__Try it__. Filter the entries, keeping every line with the string "alert".

__Data for the task__.

- - - - - - -

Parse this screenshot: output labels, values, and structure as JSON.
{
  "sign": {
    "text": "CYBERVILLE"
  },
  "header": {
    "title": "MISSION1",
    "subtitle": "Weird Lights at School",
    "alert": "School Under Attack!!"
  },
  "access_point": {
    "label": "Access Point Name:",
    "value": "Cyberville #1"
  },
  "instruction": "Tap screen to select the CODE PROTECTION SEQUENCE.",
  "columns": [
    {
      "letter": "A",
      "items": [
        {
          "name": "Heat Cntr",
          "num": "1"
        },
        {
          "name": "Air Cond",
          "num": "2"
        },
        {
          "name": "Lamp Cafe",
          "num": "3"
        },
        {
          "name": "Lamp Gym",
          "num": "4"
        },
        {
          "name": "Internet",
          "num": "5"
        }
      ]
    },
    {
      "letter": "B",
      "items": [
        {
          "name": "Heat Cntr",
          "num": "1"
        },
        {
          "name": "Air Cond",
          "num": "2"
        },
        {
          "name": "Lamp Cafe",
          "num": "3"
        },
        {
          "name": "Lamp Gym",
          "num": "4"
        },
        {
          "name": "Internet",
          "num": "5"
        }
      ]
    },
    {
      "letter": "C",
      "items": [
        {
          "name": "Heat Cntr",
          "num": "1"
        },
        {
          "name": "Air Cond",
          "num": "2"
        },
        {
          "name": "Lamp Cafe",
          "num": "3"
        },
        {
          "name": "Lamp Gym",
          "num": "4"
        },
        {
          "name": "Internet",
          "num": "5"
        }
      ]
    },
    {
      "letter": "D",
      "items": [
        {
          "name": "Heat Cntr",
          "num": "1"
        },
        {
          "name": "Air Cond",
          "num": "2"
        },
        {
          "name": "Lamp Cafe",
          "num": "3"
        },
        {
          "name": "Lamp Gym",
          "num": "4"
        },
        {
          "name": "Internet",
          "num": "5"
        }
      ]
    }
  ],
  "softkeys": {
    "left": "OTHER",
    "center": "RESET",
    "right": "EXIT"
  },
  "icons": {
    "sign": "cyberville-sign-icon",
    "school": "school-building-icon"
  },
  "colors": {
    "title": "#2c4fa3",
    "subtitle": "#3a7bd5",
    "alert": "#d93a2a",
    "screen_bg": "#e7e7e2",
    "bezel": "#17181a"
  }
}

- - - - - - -

__Answer to the problem__.
    "alert": "School Under Attack!!"
    "alert": "#d93a2a",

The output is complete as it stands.